I talk a lot about failure. It’s something that I’ve come to grips with many times over the years, failure and rejection and that feeling like your stomach has dropped away from your body.
People ask me how I got to the point where I can write and have an audience who give a shit, where I can work and create and make things for a living. I think there’s this idea that maybe I have a simple hack or methodology that can make it all fall into place. But it’s just perseverance, and stubbornness, learned through years of rejection.
I’ve become so accustomed to having people say no, to having people reject me, that I’ve learned how to claw my way back from every failure. That’s the trick, is to always find a way to get up, dust yourself off, and go tearing back into the ring.
If I went through my emails, I would find so, so many rejections.
I honestly thought that I was amazing enough to deserve these jobs. It turns out, I wasn’t.
Each of these companies said no, probably for good reasons. And every rejection was a challenge, proof that I had work to do. A lesson in how to get up and keep going.
- Apple (multiple times)
- Google (75 times)
- Twitter (oh, so many times)
- Take2 Games
- EMI (…time after time…)
- Universal Music
- Buffer (only once, but damn it hurt)
…and so on.
There’s literally hundreds more, but these were the dream jobs. And I didn’t get ’em. The point is, I’ve faced the same rejection you’ve probably faced yourself. I’ve had to open up those generic emails, all of which say something like this:
We feel honored that you've shown an interest in
[Super Awesome Company]. Thank you so much for exploring
opportunities with us. We acknowledge that a career move
is a big step, and we want to keep you informed of where
you stand in the recruiting process.
Unfortunately, there are other applicants whose
qualifications are a better match.
Thank you again,
Super Awesome Company.
Over, and over again. Feeling the rush of possibilities, every time my phone vibrated, only to read a rejection that hadn’t even been personalized for me.I felt lost, and I felt hurt, and I took it personally.
I was entitled, and at first, I thought every one of those places should have realized how lucky they were to have an application from me.
Fast forward a few years, and I’m still standing. I survived. The rejection didn’t fucking kill me. I made my own way, I got back on my feet, I got back to doing what I do best — making killer content and trying to start businesses, no matter how likely they are to fail — and I’m still punching.
Rejection is something that happens, and it happens over and over again, and it will keep happening no matter how far you get. But you keepworking, and you don’t let it drag you back into the shit.

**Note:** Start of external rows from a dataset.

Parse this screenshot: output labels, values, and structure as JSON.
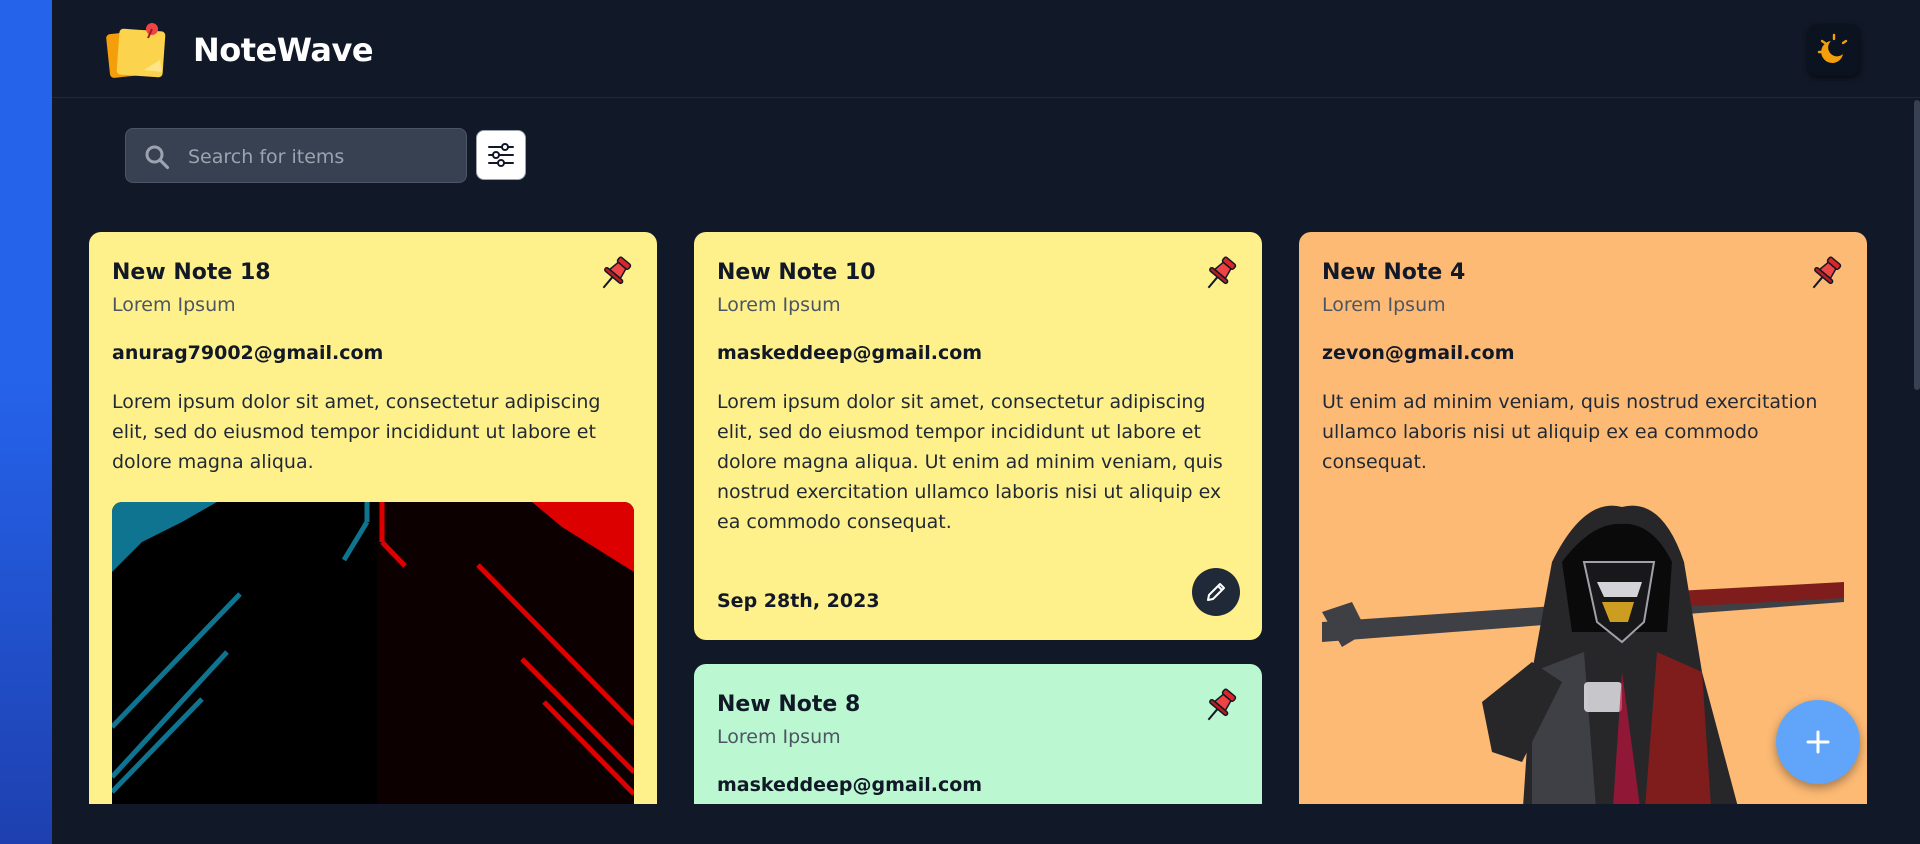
{
  "app": {
    "name": "NoteWave"
  },
  "header": {
    "theme_toggle_icon": "moon-sun-icon"
  },
  "search": {
    "placeholder": "Search for items",
    "value": ""
  },
  "filter": {
    "icon": "sliders-icon"
  },
  "notes": [
    {
      "title": "New Note 18",
      "subtitle": "Lorem Ipsum",
      "email": "anurag79002@gmail.com",
      "body": "Lorem ipsum dolor sit amet, consectetur adipiscing elit, sed do eiusmod tempor incididunt ut labore et dolore magna aliqua.",
      "color": "#fef08a",
      "image": "abstract-neon-lines"
    },
    {
      "title": "New Note 10",
      "subtitle": "Lorem Ipsum",
      "email": "maskeddeep@gmail.com",
      "body": "Lorem ipsum dolor sit amet, consectetur adipiscing elit, sed do eiusmod tempor incididunt ut labore et dolore magna aliqua. Ut enim ad minim veniam, quis nostrud exercitation ullamco laboris nisi ut aliquip ex ea commodo consequat.",
      "date": "Sep 28th, 2023",
      "color": "#fef08a"
    },
    {
      "title": "New Note 8",
      "subtitle": "Lorem Ipsum",
      "email": "maskeddeep@gmail.com",
      "color": "#bbf7d0"
    },
    {
      "title": "New Note 4",
      "subtitle": "Lorem Ipsum",
      "email": "zevon@gmail.com",
      "body": "Ut enim ad minim veniam, quis nostrud exercitation ullamco laboris nisi ut aliquip ex ea commodo consequat.",
      "color": "#fdba74",
      "image": "cyberpunk-hooded-warrior"
    }
  ],
  "fab": {
    "label": "+"
  }
}
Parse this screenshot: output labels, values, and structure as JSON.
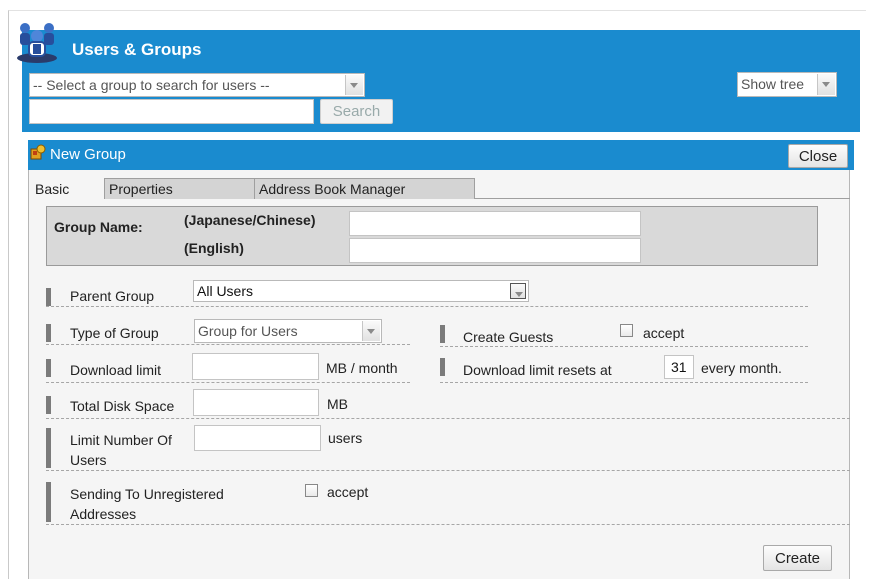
{
  "header": {
    "title": "Users & Groups",
    "group_select": "-- Select a group to search for users --",
    "search_value": "",
    "search_button": "Search",
    "show_tree": "Show tree"
  },
  "panel": {
    "title": "New Group",
    "close_button": "Close",
    "tabs": [
      "Basic",
      "Properties",
      "Address Book Manager"
    ],
    "active_tab": "Basic"
  },
  "form": {
    "group_name_label": "Group Name:",
    "japanese_chinese_label": "(Japanese/Chinese)",
    "english_label": "(English)",
    "parent_group_label": "Parent Group",
    "parent_group_value": "All Users",
    "type_of_group_label": "Type of Group",
    "type_of_group_value": "Group for Users",
    "create_guests_label": "Create Guests",
    "create_guests_accept": "accept",
    "download_limit_label": "Download limit",
    "download_limit_unit": "MB / month",
    "download_reset_label": "Download limit resets at",
    "download_reset_value": "31",
    "download_reset_suffix": "every month.",
    "total_disk_label": "Total Disk Space",
    "total_disk_unit": "MB",
    "limit_users_label_1": "Limit Number Of",
    "limit_users_label_2": "Users",
    "limit_users_unit": "users",
    "sending_label_1": "Sending To Unregistered",
    "sending_label_2": "Addresses",
    "sending_accept": "accept",
    "create_button": "Create"
  },
  "colors": {
    "header_blue": "#1a8bcf",
    "panel_bg": "#f5f5f5",
    "group_box": "#d9d9d9"
  },
  "icons": {
    "logo": "users-groups-logo-icon",
    "panel": "new-group-icon"
  }
}
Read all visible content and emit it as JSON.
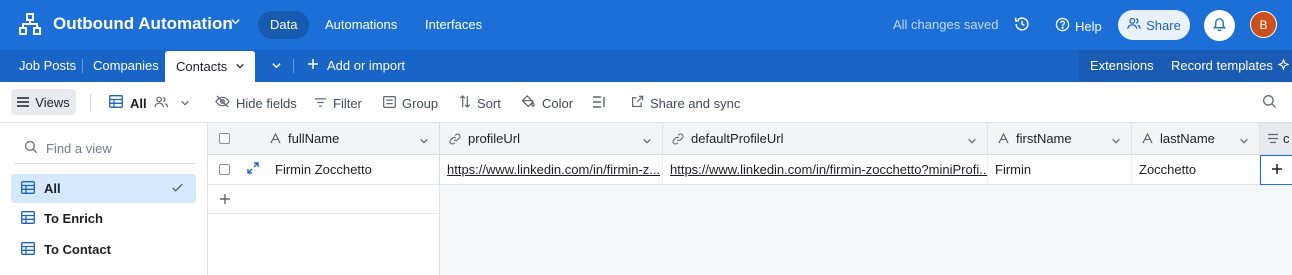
{
  "app": {
    "base_name": "Outbound Automation",
    "nav": [
      "Data",
      "Automations",
      "Interfaces"
    ],
    "saved_status": "All changes saved",
    "help_label": "Help",
    "share_label": "Share",
    "avatar_initial": "B"
  },
  "tabs": {
    "items": [
      "Job Posts",
      "Companies",
      "Contacts"
    ],
    "add_label": "Add or import",
    "extensions_label": "Extensions",
    "record_templates_label": "Record templates"
  },
  "toolbar": {
    "views_label": "Views",
    "current_view": "All",
    "hide_fields": "Hide fields",
    "filter": "Filter",
    "group": "Group",
    "sort": "Sort",
    "color": "Color",
    "share_sync": "Share and sync"
  },
  "sidebar": {
    "find_placeholder": "Find a view",
    "views": [
      "All",
      "To Enrich",
      "To Contact"
    ]
  },
  "grid": {
    "columns": [
      "fullName",
      "profileUrl",
      "defaultProfileUrl",
      "firstName",
      "lastName"
    ],
    "partial_column": "c",
    "rows": [
      {
        "fullName": "Firmin Zocchetto",
        "profileUrl": "https://www.linkedin.com/in/firmin-z...",
        "defaultProfileUrl": "https://www.linkedin.com/in/firmin-zocchetto?miniProfi...",
        "firstName": "Firmin",
        "lastName": "Zocchetto"
      }
    ]
  },
  "colors": {
    "topbar": "#1b6fd6",
    "tabbar": "#1864c7",
    "avatar": "#cc4f1e",
    "active_view": "#d6e8fb"
  }
}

Every rejection, every No, is a challenge to rise to.
When I got those rejections, after the feelings had subsided, I started to ask why I had failed to get one of those jobs. And it wasn’t because they hated me, and there wasn’t any excuse I could fall back on. I just didn’t have the skills, or the experience or the qualifications they needed.
If you’re experiencing rejection, right now, it doesn’t mean you always will.It probably means you’ve got some work to do.
You know HubSpot? I missed out on the job because I didn’t have the edge they needed, and that was fair enough. Today, I’m one of the mentors in their summer startup program, alongside the fucking founder of Hubspot.
Why? Because I’ve spent the last years building my skills, listening to their feedback, working my ass off and proving that I can do this. Following my passions and putting in the time, instead of expecting the world to be handed to me.
My goal is to one day meet some of the CEO’s of those companies, every one that didn’t hire me, or to get up and give a talk to them about entrepreneurship and writing and all the things I’m passionate about. From Apple to Buffer, from Google to Buzzfeed.
Not to prove anything to them — but to prove something to the kid I used to be, who faced rejection and hadn’t yet learned what to do with it.
When you get rejection, it’s a call to action. It’s a piece of positive feedback that says you’re not ready just yet, but someday you might be. Someday you could be. Someday…you will be.